Under the 2020 CARES, the state of Tennessee set up a grant program (Coronavirus Agricultural and Forestry Business Fund) that awarded money to food and value-add production businesses like Gutter Bound Distillery. The only issue was that the grant was a reimbursement program, meaning the 6-month old company needed to pay upfront around $200,000 in order to buy a mash tun, fermentation tanks, control boxes and other equipment.

“Here was this great opportunity to get what we needed, expand our business and help out the community – dangling like a carrot in front of us,” said Markham. “The problem was we couldn’t qualify for the money since we needed to pay it up front.”

Like Dented Brick, Gutter Bound went with North Star Leasing to provide the needed investment cash, allowing them to buy the equipment and repay North Star Leasing when the Tennessee government reimbursed them.

“The grant was life-changing for a mom-and-pop operation like ours,” Markham said. “The way the deal was structured, we paid about $37,000 for more than $200,000 worth of equipment. We just needed some short-term financing to get us the equipment and make us eligible for the grant.”

With the additional capacity for hand sanitizer (about 15 gallons a day) and liquor production, Gutter Bound now stands prepared to push higher as consumers settle into what is becoming a new but ever-changing normal.

“It was totally by accident, but the hand sanitizer is helping us build our brand,” Markham said. “I’m just grateful we figured out a way to give back to our community.”
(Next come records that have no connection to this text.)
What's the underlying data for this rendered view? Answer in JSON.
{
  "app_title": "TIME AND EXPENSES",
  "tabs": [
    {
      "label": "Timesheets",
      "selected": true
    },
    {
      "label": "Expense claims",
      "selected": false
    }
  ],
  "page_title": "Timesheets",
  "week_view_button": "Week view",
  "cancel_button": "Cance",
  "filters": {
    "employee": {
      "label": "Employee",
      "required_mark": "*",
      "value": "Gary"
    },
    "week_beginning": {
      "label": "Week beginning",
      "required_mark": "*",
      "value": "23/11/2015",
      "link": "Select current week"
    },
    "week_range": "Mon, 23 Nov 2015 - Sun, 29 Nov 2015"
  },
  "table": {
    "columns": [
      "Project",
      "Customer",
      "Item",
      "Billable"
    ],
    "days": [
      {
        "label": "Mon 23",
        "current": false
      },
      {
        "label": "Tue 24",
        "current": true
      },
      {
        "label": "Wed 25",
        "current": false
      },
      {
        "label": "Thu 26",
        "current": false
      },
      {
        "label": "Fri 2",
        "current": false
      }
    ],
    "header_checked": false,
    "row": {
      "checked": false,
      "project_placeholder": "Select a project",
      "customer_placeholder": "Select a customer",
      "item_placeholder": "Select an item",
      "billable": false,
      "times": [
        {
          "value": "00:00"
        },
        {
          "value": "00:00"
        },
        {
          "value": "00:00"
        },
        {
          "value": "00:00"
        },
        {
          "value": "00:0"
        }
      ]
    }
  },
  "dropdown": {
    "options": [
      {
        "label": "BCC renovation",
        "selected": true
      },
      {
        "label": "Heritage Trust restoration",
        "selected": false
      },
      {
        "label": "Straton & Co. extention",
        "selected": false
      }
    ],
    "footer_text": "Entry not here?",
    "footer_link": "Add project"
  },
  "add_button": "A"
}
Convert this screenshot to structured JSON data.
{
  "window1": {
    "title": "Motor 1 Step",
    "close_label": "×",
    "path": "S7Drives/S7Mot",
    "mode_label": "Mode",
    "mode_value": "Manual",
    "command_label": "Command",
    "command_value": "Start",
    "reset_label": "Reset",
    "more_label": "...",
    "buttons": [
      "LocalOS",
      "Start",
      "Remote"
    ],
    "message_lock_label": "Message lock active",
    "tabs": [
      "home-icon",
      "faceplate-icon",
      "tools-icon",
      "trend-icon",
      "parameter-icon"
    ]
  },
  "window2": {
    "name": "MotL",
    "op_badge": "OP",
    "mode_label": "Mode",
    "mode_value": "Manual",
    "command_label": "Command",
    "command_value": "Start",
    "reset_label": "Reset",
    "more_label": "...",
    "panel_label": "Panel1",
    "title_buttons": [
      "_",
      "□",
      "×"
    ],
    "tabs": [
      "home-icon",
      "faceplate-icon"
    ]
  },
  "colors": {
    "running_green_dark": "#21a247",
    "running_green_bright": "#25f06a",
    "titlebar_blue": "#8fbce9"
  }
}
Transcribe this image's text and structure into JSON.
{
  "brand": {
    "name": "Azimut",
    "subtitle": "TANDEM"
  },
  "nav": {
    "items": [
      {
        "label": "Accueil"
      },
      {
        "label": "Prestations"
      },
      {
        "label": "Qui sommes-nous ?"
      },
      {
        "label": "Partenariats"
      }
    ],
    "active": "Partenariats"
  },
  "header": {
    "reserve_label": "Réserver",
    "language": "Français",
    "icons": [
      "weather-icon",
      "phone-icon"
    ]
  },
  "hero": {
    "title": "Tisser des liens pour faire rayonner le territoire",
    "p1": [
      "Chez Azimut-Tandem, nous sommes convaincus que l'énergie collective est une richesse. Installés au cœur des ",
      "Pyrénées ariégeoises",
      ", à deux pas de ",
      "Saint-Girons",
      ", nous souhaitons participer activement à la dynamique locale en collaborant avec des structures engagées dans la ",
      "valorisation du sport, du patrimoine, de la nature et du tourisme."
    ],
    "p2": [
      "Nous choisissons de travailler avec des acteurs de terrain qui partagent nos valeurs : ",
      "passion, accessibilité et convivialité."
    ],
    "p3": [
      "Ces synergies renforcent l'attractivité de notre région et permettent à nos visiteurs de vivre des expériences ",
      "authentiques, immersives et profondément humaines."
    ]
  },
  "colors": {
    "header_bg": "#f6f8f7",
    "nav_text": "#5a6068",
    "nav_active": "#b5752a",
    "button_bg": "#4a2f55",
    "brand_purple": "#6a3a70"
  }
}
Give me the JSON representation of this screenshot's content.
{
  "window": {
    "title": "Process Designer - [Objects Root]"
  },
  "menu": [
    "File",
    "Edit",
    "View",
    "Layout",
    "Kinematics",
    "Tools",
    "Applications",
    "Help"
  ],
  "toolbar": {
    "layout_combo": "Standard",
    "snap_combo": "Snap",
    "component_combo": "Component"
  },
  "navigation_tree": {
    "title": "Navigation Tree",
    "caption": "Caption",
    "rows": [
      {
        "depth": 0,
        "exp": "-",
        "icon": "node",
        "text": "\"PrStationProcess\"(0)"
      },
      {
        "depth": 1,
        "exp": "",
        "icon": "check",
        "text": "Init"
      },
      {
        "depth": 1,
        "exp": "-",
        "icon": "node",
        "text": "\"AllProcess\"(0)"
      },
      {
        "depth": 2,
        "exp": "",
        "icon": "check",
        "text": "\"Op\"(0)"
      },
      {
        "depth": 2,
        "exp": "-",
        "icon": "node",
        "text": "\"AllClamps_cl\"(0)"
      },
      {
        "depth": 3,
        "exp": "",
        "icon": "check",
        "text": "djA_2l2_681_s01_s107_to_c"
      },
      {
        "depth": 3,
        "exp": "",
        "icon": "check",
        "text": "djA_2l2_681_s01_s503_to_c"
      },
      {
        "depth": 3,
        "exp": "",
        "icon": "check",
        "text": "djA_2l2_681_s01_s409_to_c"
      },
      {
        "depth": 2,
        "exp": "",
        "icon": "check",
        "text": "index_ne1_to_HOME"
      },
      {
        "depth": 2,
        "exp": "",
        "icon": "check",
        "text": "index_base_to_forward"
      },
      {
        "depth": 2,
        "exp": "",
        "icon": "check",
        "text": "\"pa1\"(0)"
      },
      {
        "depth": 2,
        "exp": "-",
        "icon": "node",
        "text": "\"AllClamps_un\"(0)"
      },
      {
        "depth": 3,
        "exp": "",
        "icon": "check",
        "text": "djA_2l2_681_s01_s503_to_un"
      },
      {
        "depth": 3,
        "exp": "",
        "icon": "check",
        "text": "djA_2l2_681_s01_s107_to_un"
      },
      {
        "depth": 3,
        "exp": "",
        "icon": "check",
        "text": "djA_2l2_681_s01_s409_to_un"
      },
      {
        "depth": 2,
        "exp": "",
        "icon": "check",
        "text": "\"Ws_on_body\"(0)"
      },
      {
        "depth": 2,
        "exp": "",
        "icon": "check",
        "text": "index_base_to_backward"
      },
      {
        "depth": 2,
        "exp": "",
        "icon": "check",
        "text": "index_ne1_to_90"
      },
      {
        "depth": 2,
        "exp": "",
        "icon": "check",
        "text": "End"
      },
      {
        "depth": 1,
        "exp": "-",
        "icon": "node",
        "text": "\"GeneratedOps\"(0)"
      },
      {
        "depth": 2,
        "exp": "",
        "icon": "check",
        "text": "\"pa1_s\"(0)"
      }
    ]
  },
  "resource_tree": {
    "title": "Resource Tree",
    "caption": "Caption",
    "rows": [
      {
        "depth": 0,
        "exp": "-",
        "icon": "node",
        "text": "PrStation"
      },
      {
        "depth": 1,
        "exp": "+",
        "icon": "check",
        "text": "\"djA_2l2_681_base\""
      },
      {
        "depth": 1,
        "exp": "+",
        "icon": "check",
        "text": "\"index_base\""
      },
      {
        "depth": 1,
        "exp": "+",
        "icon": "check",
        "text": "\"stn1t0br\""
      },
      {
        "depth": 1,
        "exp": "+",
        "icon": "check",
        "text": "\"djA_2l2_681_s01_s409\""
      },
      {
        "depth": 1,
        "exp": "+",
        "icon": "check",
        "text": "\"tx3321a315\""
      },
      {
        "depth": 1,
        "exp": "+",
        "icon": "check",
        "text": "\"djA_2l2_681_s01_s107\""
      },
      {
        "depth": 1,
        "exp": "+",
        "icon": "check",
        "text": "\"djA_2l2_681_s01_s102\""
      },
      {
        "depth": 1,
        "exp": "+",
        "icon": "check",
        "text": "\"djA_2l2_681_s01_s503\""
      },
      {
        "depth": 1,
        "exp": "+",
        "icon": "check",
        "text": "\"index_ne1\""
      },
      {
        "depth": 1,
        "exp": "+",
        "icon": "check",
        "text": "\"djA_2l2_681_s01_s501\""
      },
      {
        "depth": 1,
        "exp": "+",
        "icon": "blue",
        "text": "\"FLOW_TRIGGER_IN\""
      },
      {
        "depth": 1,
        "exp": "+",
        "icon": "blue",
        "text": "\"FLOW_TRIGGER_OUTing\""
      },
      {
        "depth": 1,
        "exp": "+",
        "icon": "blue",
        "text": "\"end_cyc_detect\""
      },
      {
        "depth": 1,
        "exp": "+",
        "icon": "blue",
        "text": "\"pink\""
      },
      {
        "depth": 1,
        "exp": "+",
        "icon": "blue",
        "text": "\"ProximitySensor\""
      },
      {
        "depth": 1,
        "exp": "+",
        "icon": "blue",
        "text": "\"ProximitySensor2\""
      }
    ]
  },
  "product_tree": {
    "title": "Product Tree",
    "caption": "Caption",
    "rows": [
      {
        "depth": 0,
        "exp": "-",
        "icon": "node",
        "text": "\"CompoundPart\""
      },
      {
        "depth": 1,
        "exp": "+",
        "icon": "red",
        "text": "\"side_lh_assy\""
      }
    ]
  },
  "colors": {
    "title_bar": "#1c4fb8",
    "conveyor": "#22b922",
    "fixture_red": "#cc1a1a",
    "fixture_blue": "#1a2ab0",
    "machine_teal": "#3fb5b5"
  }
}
UPDATE:  Dented Brick is in the process of further expansion and adding additional equipment as of this posting.  Stay Tuned for updates



Finding Opportunity in the Midst of Crisis